* **To do**: When a line in the material contains the word "react", copy it.

* **Provided information**:
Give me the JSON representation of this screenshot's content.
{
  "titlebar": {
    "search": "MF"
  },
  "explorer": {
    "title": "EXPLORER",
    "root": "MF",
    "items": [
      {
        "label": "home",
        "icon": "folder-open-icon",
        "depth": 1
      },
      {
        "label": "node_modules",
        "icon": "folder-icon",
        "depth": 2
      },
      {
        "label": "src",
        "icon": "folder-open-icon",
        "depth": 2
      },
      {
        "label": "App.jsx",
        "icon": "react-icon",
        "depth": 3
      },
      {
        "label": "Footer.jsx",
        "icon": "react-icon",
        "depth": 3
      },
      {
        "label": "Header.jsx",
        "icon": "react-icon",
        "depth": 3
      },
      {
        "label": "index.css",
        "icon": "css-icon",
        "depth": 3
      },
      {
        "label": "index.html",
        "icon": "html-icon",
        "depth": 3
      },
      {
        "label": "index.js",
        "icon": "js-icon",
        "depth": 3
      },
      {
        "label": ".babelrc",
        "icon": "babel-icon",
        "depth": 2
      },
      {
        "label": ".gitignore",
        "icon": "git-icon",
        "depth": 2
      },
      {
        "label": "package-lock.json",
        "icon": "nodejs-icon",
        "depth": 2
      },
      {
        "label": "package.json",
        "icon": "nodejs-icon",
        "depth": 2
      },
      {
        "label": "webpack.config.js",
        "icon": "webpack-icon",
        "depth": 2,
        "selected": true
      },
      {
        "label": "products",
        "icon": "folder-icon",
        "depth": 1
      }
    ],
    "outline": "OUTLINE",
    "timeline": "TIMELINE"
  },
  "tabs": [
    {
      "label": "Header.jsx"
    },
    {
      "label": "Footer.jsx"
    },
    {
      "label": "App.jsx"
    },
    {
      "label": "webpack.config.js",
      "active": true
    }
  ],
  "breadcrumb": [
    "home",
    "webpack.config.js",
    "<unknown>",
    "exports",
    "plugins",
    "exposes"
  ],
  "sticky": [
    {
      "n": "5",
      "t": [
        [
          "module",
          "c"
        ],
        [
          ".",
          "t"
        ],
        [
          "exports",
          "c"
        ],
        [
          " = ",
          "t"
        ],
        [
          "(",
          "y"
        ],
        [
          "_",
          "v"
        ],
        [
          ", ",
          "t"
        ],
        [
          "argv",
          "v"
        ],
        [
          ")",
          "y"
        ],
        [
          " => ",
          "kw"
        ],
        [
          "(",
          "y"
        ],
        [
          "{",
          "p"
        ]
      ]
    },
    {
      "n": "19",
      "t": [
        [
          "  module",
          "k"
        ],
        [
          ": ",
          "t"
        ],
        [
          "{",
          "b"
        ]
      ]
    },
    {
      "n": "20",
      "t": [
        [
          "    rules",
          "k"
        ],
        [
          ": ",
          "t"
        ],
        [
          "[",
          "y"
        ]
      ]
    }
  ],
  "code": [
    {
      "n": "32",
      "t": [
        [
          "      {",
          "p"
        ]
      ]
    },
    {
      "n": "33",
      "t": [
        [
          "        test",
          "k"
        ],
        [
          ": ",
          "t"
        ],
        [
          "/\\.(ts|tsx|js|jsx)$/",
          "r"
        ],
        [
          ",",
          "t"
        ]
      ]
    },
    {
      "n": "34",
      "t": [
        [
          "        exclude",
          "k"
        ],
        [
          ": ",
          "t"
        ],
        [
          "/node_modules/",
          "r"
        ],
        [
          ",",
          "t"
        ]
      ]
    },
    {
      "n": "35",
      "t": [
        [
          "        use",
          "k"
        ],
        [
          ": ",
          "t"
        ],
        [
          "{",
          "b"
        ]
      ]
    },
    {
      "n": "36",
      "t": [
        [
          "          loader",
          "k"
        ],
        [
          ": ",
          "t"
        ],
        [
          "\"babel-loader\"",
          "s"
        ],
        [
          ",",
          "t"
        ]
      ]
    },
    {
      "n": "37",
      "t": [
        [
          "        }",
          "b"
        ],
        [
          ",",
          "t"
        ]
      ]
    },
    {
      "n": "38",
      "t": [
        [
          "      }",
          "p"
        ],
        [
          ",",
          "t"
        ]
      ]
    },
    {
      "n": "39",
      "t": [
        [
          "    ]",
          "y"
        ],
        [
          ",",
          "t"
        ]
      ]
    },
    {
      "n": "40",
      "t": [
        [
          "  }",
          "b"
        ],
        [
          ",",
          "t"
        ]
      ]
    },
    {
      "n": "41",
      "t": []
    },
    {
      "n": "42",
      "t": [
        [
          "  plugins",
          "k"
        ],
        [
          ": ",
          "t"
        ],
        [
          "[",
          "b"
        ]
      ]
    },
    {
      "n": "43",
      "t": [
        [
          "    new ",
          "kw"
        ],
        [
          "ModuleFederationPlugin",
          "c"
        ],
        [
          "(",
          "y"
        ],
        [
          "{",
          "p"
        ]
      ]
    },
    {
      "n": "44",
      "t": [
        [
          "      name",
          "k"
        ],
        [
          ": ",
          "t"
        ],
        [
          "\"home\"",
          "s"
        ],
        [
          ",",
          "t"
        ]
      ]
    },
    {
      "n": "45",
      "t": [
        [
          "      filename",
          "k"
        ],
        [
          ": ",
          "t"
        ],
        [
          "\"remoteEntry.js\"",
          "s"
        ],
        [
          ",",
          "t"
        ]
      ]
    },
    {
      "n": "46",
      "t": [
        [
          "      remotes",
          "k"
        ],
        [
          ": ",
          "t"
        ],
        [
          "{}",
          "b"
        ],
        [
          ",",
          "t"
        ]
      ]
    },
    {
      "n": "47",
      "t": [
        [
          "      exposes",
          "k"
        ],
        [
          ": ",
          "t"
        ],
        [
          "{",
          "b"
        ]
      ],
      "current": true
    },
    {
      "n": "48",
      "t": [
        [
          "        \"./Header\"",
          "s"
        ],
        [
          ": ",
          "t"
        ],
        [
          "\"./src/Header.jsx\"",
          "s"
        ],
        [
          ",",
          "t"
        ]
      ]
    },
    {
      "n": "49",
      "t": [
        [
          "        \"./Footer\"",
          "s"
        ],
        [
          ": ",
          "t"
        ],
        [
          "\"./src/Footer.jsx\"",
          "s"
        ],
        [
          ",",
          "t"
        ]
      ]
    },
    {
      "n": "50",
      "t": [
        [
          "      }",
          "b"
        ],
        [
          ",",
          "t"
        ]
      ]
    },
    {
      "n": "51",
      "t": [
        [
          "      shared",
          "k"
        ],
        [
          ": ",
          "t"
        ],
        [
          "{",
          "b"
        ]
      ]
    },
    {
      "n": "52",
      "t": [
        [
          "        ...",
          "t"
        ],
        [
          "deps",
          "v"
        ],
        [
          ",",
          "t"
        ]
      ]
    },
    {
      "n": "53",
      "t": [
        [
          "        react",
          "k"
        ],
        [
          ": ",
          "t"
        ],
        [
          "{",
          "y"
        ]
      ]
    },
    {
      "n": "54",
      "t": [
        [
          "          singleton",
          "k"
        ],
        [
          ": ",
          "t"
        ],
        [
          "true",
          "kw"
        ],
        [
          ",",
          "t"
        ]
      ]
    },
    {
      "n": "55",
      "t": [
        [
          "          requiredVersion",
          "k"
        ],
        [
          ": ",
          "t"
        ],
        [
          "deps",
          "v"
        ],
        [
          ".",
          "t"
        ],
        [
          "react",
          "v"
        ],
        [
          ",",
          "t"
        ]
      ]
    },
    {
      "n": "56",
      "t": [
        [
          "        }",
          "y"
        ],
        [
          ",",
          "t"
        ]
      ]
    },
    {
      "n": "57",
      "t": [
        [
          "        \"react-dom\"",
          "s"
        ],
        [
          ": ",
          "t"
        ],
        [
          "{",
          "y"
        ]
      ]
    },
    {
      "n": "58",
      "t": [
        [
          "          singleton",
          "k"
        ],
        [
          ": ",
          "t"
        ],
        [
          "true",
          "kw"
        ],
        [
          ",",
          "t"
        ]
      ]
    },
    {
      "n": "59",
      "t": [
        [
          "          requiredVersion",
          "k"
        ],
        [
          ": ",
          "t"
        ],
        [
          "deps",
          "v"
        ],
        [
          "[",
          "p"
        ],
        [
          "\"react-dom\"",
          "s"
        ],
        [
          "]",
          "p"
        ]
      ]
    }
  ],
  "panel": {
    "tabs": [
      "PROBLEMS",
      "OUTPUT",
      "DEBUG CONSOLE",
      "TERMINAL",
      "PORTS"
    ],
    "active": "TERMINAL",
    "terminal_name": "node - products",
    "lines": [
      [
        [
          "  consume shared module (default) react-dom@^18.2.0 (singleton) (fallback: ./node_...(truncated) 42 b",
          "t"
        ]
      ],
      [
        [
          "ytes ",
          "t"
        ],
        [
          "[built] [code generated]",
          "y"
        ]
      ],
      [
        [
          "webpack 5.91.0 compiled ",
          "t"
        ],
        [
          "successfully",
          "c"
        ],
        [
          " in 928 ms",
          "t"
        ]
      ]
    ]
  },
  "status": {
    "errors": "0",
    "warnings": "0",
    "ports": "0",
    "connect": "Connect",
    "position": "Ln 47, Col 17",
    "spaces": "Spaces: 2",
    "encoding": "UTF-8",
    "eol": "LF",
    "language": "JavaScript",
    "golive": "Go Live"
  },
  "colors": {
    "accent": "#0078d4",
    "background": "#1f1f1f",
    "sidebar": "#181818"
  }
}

* **Task solution**:
        "icon": "react-icon",
        "icon": "react-icon",
        "icon": "react-icon",
          "        react",
          "react",
          "        \"react-dom\"",
          "\"react-dom\"",
          "  consume shared module (default) react-dom@^18.2.0 (singleton) (fallback: ./node_...(truncated) 42 b",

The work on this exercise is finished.